*EXERCISE REQUIREMENTS:*
From the entries that follow, copy each line in which "shape" appears.

*MATERIAL SHOWN:*
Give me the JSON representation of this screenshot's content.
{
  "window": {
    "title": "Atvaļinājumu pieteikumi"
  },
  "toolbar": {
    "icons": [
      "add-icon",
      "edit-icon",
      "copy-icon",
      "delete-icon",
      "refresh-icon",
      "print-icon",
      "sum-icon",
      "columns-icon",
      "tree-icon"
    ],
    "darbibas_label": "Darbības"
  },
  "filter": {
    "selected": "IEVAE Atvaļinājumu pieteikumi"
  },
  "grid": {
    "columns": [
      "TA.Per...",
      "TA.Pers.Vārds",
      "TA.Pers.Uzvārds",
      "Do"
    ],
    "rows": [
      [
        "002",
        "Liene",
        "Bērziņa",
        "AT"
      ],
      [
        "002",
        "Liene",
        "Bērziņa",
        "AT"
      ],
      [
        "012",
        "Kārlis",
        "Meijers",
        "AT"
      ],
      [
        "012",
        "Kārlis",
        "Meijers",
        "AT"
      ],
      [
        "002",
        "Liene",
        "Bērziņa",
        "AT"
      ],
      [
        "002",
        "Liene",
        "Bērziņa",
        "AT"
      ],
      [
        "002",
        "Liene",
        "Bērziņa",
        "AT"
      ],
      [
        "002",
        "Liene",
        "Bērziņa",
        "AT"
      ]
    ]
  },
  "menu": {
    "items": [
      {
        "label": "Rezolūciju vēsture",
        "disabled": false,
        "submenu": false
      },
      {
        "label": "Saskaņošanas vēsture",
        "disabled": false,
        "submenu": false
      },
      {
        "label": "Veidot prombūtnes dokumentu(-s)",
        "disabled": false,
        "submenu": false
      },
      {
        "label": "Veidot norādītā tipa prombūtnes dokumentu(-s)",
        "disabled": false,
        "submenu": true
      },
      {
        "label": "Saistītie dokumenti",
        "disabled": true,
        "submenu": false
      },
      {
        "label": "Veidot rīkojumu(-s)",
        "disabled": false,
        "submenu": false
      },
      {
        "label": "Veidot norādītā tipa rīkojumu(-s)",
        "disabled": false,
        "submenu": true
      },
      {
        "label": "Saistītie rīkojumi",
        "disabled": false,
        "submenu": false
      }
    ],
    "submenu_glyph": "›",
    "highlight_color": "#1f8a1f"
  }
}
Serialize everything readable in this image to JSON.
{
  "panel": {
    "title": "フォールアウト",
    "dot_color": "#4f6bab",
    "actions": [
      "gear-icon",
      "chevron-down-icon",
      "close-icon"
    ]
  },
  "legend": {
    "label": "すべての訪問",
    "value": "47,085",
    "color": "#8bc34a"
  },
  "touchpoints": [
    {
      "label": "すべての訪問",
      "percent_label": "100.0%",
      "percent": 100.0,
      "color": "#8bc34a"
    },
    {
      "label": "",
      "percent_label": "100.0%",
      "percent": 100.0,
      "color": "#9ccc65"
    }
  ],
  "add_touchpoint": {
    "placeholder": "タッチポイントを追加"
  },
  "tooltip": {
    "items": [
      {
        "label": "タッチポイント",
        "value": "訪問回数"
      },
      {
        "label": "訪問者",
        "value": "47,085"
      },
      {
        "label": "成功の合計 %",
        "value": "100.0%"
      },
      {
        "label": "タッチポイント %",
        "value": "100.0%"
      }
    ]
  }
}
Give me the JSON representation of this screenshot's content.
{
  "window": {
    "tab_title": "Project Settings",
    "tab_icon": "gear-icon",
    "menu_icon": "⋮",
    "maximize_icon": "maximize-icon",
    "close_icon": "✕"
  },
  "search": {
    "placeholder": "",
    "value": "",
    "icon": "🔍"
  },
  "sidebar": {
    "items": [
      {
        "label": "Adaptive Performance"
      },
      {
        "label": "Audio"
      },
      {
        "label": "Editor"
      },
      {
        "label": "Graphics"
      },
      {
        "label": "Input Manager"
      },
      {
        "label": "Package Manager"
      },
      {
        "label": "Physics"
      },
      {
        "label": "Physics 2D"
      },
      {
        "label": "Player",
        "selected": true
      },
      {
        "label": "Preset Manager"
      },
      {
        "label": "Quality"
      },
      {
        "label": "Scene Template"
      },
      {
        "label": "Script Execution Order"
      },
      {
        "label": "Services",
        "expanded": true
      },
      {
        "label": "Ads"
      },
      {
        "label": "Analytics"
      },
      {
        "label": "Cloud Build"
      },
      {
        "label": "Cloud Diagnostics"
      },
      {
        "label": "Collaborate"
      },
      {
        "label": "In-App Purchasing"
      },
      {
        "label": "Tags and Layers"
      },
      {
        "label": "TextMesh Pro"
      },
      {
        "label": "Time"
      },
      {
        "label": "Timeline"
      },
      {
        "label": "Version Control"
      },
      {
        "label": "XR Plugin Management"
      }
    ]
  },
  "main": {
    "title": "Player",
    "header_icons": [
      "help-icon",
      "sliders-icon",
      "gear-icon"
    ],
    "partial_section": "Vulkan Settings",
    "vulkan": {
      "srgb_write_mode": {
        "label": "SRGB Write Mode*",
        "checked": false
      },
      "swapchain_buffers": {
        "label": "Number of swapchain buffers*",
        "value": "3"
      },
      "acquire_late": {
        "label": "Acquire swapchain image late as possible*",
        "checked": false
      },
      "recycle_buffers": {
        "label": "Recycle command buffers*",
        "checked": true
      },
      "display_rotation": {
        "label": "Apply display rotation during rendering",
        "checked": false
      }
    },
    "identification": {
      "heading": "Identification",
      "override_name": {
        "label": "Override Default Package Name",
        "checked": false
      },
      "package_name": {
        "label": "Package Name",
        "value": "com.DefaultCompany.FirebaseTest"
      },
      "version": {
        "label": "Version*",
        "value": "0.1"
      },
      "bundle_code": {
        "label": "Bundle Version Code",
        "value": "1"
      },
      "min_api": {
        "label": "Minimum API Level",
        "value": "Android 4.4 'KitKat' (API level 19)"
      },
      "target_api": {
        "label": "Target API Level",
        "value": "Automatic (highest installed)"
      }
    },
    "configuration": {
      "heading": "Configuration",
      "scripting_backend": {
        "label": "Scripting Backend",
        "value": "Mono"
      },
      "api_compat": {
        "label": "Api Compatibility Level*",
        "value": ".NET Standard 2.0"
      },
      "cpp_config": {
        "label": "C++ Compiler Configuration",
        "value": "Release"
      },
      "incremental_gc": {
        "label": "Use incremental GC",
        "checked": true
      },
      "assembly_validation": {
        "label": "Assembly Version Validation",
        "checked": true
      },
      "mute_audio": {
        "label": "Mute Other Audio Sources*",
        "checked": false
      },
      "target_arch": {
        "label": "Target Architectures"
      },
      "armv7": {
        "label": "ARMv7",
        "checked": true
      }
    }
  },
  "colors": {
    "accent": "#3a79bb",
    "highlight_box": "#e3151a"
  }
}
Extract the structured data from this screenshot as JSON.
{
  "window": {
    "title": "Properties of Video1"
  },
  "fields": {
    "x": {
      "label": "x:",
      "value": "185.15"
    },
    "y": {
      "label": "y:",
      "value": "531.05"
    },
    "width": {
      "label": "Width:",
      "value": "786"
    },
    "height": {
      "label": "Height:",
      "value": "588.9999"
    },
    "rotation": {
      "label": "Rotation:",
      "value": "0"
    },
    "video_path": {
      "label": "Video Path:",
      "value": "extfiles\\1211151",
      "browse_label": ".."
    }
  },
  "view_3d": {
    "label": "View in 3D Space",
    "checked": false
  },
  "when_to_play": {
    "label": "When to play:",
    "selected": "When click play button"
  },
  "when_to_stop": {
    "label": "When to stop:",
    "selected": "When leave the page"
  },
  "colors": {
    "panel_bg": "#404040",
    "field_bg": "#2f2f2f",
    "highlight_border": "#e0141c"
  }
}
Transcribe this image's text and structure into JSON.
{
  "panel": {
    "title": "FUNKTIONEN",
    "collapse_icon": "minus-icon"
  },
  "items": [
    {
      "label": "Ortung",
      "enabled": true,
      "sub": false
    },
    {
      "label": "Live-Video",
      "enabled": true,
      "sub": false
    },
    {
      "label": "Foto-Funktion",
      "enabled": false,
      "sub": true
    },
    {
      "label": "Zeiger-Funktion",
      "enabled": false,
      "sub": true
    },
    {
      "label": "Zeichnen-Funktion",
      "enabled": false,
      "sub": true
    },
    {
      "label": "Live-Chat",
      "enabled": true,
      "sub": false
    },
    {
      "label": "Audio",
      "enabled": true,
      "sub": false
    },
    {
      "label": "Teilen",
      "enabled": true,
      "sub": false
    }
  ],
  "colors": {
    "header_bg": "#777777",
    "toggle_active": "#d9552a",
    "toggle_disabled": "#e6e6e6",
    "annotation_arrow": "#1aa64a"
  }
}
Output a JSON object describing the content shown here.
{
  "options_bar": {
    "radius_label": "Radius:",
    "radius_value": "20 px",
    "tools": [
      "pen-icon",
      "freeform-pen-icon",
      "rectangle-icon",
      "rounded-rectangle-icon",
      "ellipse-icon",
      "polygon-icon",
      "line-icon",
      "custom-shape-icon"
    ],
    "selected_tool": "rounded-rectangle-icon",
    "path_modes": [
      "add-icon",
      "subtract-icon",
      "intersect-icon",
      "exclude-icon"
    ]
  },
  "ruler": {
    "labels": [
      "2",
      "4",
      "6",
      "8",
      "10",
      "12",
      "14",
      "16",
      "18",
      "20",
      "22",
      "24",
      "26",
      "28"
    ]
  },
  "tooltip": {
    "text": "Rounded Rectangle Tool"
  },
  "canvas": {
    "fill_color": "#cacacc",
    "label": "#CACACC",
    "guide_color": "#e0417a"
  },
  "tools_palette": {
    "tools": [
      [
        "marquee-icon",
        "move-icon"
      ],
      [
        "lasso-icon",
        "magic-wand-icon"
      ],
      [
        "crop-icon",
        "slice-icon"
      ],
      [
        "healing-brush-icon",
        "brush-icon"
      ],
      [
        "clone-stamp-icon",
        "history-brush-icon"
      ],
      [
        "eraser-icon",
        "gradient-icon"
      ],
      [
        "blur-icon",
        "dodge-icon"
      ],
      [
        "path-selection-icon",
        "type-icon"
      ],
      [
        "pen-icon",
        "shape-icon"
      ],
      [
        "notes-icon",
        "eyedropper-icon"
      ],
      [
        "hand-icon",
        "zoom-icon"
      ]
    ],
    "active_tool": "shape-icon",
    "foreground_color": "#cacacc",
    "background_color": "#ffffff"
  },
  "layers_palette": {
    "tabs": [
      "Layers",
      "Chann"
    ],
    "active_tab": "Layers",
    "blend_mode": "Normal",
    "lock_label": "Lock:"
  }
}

*EXERCISE RESPONSE:*
      "custom-shape-icon"
        "shape-icon"
    "active_tool": "shape-icon",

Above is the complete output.